BEGIN DATA EXTRACTS

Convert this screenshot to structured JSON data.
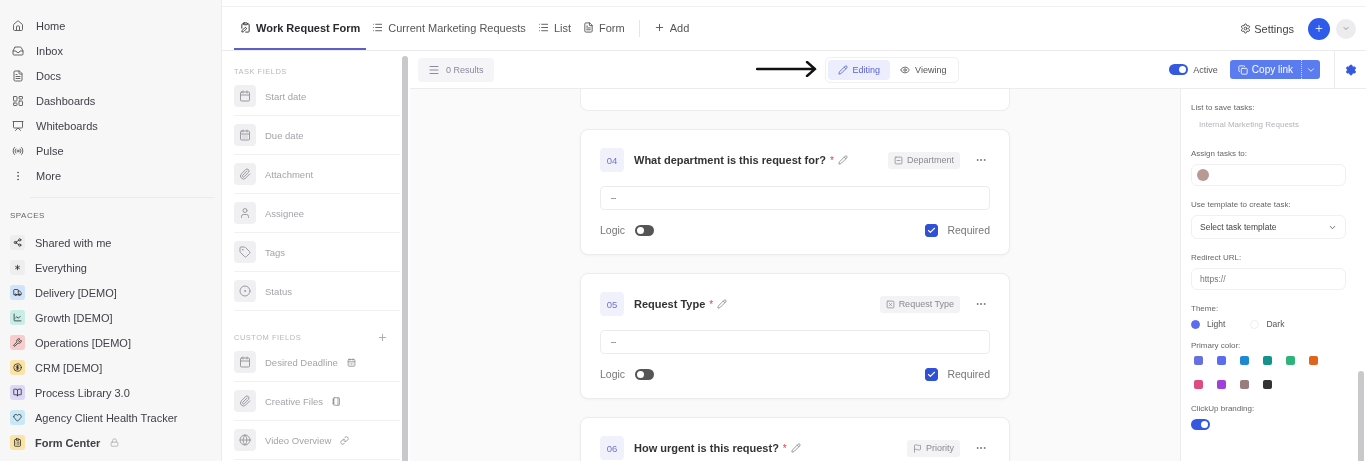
{
  "sidebar": {
    "nav": [
      {
        "label": "Home"
      },
      {
        "label": "Inbox"
      },
      {
        "label": "Docs"
      },
      {
        "label": "Dashboards"
      },
      {
        "label": "Whiteboards"
      },
      {
        "label": "Pulse"
      },
      {
        "label": "More"
      }
    ],
    "spaces_heading": "SPACES",
    "spaces": [
      {
        "label": "Shared with me",
        "color": "#eeeeee"
      },
      {
        "label": "Everything",
        "color": "#eeeeee"
      },
      {
        "label": "Delivery [DEMO]",
        "color": "#cfe3fb"
      },
      {
        "label": "Growth [DEMO]",
        "color": "#c8ece6"
      },
      {
        "label": "Operations [DEMO]",
        "color": "#f6cccc"
      },
      {
        "label": "CRM [DEMO]",
        "color": "#fbe3a6"
      },
      {
        "label": "Process Library 3.0",
        "color": "#dcd7f7"
      },
      {
        "label": "Agency Client Health Tracker",
        "color": "#c9e8f7"
      },
      {
        "label": "Form Center",
        "color": "#fbe3a6",
        "locked": true
      }
    ]
  },
  "tabs": [
    {
      "label": "Work Request Form",
      "selected": true
    },
    {
      "label": "Current Marketing Requests",
      "selected": false
    },
    {
      "label": "List",
      "selected": false
    },
    {
      "label": "Form",
      "selected": false
    }
  ],
  "add_view": "Add",
  "settings": "Settings",
  "field_panel": {
    "task_heading": "TASK FIELDS",
    "task_fields": [
      {
        "label": "Start date"
      },
      {
        "label": "Due date"
      },
      {
        "label": "Attachment"
      },
      {
        "label": "Assignee"
      },
      {
        "label": "Tags"
      },
      {
        "label": "Status"
      }
    ],
    "custom_heading": "CUSTOM FIELDS",
    "custom_fields": [
      {
        "label": "Desired Deadline"
      },
      {
        "label": "Creative Files"
      },
      {
        "label": "Video Overview"
      }
    ]
  },
  "toolbar": {
    "results": "0 Results",
    "modes": [
      {
        "label": "Editing",
        "selected": true
      },
      {
        "label": "Viewing",
        "selected": false
      }
    ],
    "active": {
      "label": "Active",
      "on": true
    },
    "copy_link": "Copy link"
  },
  "questions": [
    {
      "number": "04",
      "text": "What department is this request for?",
      "mark": "*",
      "field_type": "Department",
      "value": "–",
      "logic_label": "Logic",
      "logic": false,
      "required_label": "Required",
      "required": true
    },
    {
      "number": "05",
      "text": "Request Type",
      "mark": "*",
      "field_type": "Request Type",
      "value": "–",
      "logic_label": "Logic",
      "logic": false,
      "required_label": "Required",
      "required": true
    },
    {
      "number": "06",
      "text": "How urgent is this request?",
      "mark": "*",
      "field_type": "Priority"
    }
  ],
  "settings_panel": {
    "list_label": "List to save tasks:",
    "list_value": "Internal Marketing Requests",
    "assign_label": "Assign tasks to:",
    "template_label": "Use template to create task:",
    "template_select": "Select task template",
    "redirect_label": "Redirect URL:",
    "redirect_placeholder": "https://",
    "theme_label": "Theme:",
    "themes": [
      {
        "label": "Light",
        "selected": true
      },
      {
        "label": "Dark",
        "selected": false
      }
    ],
    "color_label": "Primary color:",
    "colors": [
      {
        "color": "#6670e0"
      },
      {
        "color": "#5b6cf0"
      },
      {
        "color": "#1f88d4"
      },
      {
        "color": "#15938a"
      },
      {
        "color": "#2fb37a"
      },
      {
        "color": "#e0651c"
      },
      {
        "color": "#e04a80"
      },
      {
        "color": "#a140d8"
      },
      {
        "color": "#9a7d7d"
      },
      {
        "color": "#333333"
      }
    ],
    "branding_label": "ClickUp branding:",
    "branding": true
  }
}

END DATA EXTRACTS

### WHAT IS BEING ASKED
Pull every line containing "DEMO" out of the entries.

### YOUR RESPONSE
        "label": "Delivery [DEMO]",
        "label": "Growth [DEMO]",
        "label": "Operations [DEMO]",
        "label": "CRM [DEMO]",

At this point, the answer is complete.